An easy decision: Alcantara should stay

CHICAGO -- The best new storyline to a dismal Chicago Cubs season showed no signs of slowing down on Saturday in the team’s 11-6 loss to the Atlanta Braves. Arismendy Alcantara played a flawless center field -- just his 12th time playing there this season and first in the big leagues -- while collecting two more hits and scoring two runs.

"He looked very smooth," manager Rick Renteria said after the game about Alcantara’s defense. "He looked exactly the way he did [shagging fly balls] in batting practice the other day. He’s obviously an athlete, has a feel, looks like his reaction and routes were good. And he has a good arm."
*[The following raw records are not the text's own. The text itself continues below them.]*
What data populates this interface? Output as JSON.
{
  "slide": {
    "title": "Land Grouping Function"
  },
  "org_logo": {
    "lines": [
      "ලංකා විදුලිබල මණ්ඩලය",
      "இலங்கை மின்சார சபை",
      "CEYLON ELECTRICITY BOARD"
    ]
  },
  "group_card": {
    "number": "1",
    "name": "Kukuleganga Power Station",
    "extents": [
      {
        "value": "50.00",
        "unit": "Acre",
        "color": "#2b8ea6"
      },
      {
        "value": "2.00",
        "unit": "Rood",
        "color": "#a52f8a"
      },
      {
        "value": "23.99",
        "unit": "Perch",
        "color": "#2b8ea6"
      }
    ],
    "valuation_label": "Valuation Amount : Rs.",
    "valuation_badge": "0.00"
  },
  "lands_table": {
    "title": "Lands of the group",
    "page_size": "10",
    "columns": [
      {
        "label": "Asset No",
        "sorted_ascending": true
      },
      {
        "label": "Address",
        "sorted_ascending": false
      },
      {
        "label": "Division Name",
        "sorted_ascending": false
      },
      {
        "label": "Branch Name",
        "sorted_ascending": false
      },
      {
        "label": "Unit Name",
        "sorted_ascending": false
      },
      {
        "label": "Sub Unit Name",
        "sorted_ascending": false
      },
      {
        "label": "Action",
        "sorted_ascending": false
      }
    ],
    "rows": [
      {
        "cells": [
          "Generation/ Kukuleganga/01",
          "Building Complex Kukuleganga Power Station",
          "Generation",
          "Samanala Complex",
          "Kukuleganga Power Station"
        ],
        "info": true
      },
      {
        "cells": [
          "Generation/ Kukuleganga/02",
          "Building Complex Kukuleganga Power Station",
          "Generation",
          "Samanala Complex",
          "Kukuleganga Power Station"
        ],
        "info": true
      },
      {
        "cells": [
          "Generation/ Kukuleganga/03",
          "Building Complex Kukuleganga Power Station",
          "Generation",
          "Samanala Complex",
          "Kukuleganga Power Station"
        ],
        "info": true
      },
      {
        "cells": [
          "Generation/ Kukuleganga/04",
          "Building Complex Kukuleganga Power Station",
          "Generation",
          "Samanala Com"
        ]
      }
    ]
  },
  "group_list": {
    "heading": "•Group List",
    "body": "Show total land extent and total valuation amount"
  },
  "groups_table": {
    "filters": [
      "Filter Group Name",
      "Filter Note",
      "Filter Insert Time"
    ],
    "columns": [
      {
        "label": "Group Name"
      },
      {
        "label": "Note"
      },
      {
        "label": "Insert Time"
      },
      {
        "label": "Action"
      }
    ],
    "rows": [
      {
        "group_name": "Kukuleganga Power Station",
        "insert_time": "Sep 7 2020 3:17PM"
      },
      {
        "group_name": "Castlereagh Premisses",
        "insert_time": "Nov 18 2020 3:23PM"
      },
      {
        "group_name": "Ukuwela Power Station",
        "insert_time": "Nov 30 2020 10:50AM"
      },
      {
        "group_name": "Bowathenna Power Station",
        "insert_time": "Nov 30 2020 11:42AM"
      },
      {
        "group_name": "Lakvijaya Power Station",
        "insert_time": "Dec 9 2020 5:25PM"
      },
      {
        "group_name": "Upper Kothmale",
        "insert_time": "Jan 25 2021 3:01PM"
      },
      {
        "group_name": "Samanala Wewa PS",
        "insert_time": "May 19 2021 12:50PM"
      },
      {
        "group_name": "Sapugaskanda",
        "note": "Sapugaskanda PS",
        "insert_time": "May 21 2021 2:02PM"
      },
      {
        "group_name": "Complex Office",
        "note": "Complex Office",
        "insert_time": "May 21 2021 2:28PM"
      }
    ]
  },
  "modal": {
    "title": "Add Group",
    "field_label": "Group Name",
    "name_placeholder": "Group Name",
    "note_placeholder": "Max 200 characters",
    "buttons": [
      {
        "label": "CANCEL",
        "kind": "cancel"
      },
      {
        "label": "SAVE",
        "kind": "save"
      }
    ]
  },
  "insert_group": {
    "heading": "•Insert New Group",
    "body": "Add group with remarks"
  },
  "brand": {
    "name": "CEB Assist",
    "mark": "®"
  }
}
Alcantara went to his left and his right with ease while a gusting wind out to center kept things interesting. He made four putouts on the afternoon, begging the question which position he would like to play.
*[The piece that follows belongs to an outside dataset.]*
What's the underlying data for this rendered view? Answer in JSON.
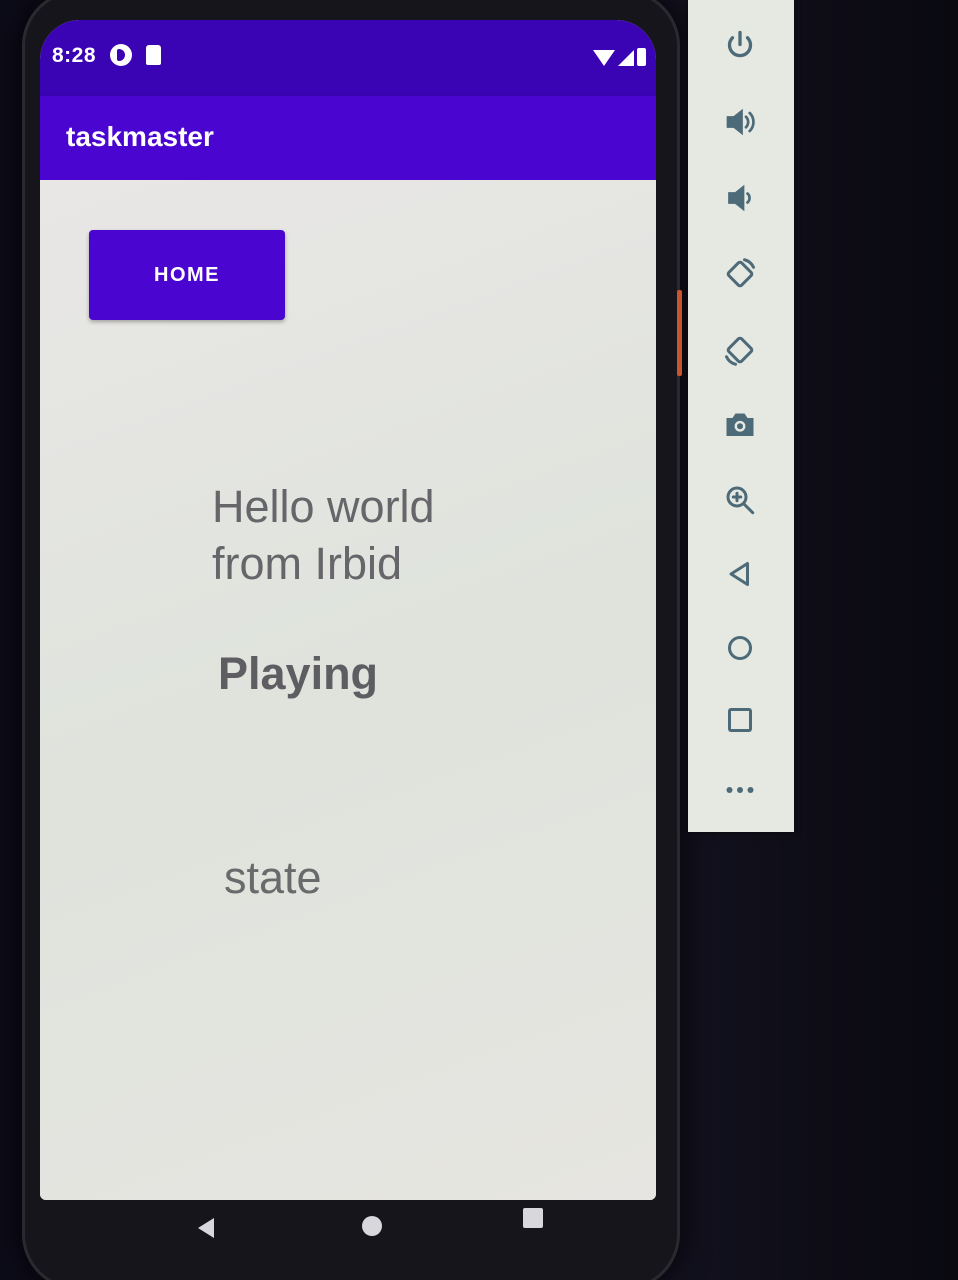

"It doesn’t matter," Alcantara said. "I just want to be in the lineup that day. I just want to play the game."

Undoubtedly, he would be more comfortable in the infield, where he’s played shortstop and second base in the minors. Renteria wouldn’t publicly commit to Alcantara starting on Sunday, but it would be a shock if the player with seven hits in his first 18 at-bats (.389) isn’t in the lineup the day before the All-Star break begins. He’s scored five runs in his first four games, setting the table at the top of the lineup, as he did with a leadoff double on Saturday. That was long before the game got out of hand.
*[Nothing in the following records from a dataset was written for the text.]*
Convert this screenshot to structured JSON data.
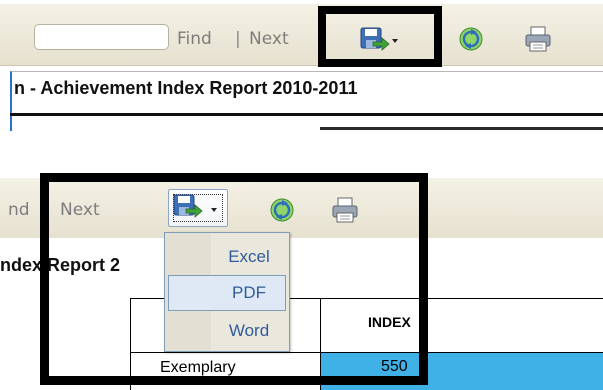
{
  "panel1": {
    "search": {
      "value": "",
      "placeholder": ""
    },
    "find_label": "Find",
    "separator": "|",
    "next_label": "Next",
    "report_title": "n - Achievement Index Report 2010-2011"
  },
  "panel2": {
    "find_label": "nd",
    "next_label": "Next",
    "report_title": "ndex Report 2",
    "export_menu": {
      "items": [
        {
          "label": "Excel"
        },
        {
          "label": "PDF",
          "hovered": true
        },
        {
          "label": "Word"
        }
      ]
    },
    "table": {
      "column_header": "INDEX",
      "row_label": "Exemplary",
      "cell_value": "550",
      "cell_color": "#3fb1e6"
    }
  },
  "icons": {
    "export": "save-export-icon",
    "dropdown_arrow": "chevron-down-icon",
    "refresh": "refresh-icon",
    "print": "printer-icon"
  },
  "colors": {
    "toolbar_bg": "#ece8d8",
    "link_text": "#7d7d7d",
    "menu_text": "#2f5c9a",
    "highlight_box": "#000000",
    "report_border": "#2b6fc9"
  }
}
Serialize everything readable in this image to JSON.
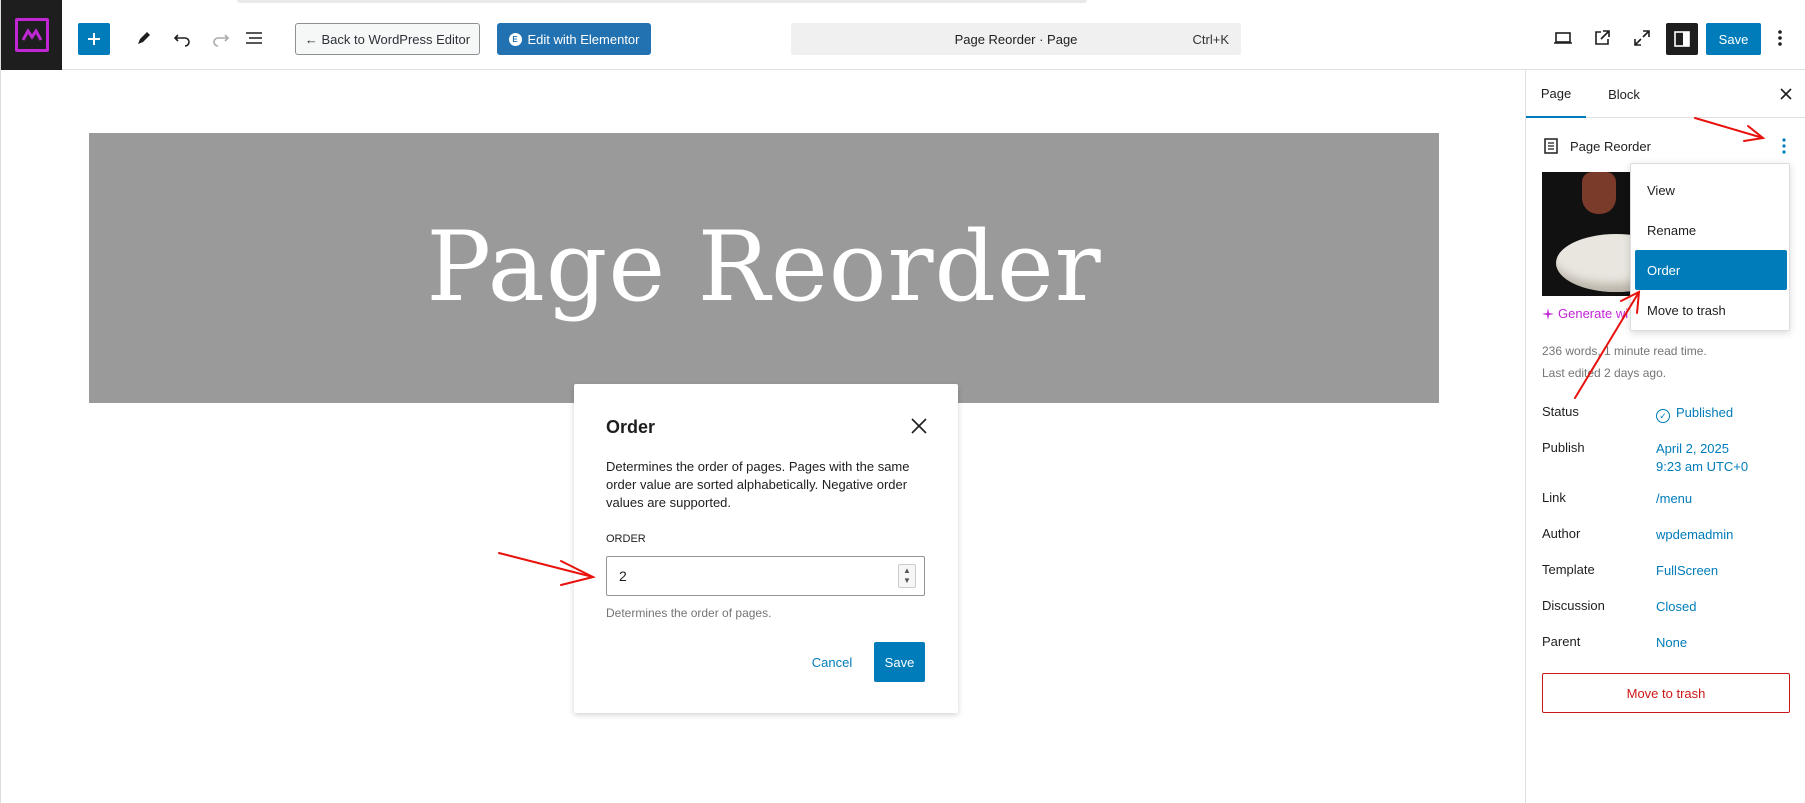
{
  "header": {
    "back_label": "← Back to WordPress Editor",
    "elementor_label": "Edit with Elementor",
    "command_title": "Page Reorder · Page",
    "command_shortcut": "Ctrl+K",
    "save_label": "Save",
    "icons": [
      "plus-icon",
      "pen-icon",
      "undo-icon",
      "redo-icon",
      "list-view-icon",
      "desktop-icon",
      "external-icon",
      "fullscreen-icon",
      "sidebar-icon",
      "more-icon"
    ]
  },
  "canvas": {
    "hero_title": "Page Reorder"
  },
  "modal": {
    "title": "Order",
    "description": "Determines the order of pages. Pages with the same order value are sorted alphabetically. Negative order values are supported.",
    "field_label": "ORDER",
    "field_value": "2",
    "help": "Determines the order of pages.",
    "cancel_label": "Cancel",
    "save_label": "Save"
  },
  "sidebar": {
    "tabs": [
      {
        "label": "Page",
        "active": true
      },
      {
        "label": "Block",
        "active": false
      }
    ],
    "document_title": "Page Reorder",
    "generate_label": "Generate wi",
    "meta_words": "236 words, 1 minute read time.",
    "meta_edited": "Last edited 2 days ago.",
    "fields": [
      {
        "label": "Status",
        "value": "Published"
      },
      {
        "label": "Publish",
        "value": "April 2, 2025",
        "value2": "9:23 am UTC+0"
      },
      {
        "label": "Link",
        "value": "/menu"
      },
      {
        "label": "Author",
        "value": "wpdemadmin"
      },
      {
        "label": "Template",
        "value": "FullScreen"
      },
      {
        "label": "Discussion",
        "value": "Closed"
      },
      {
        "label": "Parent",
        "value": "None"
      }
    ],
    "trash_label": "Move to trash"
  },
  "dropdown": {
    "items": [
      {
        "label": "View",
        "selected": false
      },
      {
        "label": "Rename",
        "selected": false
      },
      {
        "label": "Order",
        "selected": true
      },
      {
        "label": "Move to trash",
        "selected": false
      }
    ]
  },
  "colors": {
    "accent": "#007cba",
    "elementor": "#2271b1",
    "danger": "#cc1818",
    "annotation": "#e8120c",
    "logo": "#c026d3"
  }
}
"It’s something special for me," Alcantara said of being in the big leagues. "I can’t explain it to you."

So, will he stay with the Cubs after the break? That’s all anyone wants to know.

"We’ll have conversations," Renteria said before the game. "I can’t tell you when, but I’m sure we’ll have conversations."

The Cubs have several options. The simplest one might be to send a pitcher down to the minors, as they’ve carried 13 for much of the season. With the All-Star break, their relief corps will be well rested, and the need to baby arms after the four-day break might not be as necessary right away. By the time it does, the trade deadline will be upon us and the Cubs will undoubtedly make a move or two with a position player. That would open the spot for Alcantara to stay.

If the Cubs need to play Emilio Bonifacio to show teams he’s healthy when he returns, or even Darwin Barney to show them he’s still viable, then so be it. Nothing is written that Alcantara has to start every day -- as much as anyone watching the Cubs wants it.

"When we get together as an organization and discuss those things, we have to take in a lot of factors," Renteria said. "We’ll come to a good conclusion, sound decision. That’s best for us as a club and best for the organization."

Or the Cubs could send Junior Lake or Mike Olt down to the minors in light of their struggles. Or maybe the Cubs will make a deal during the break. The front office has stated on many occasions that once the Cubs promote, they don’t want to go backward. After changing their minds about Alcantara going back to the minors when Barney came off paternity leave, the writing should be on the wall. Keep him.

"Whatever they want me to," Alcantara said. "I don’t expect that [staying]. I just try to play good baseball."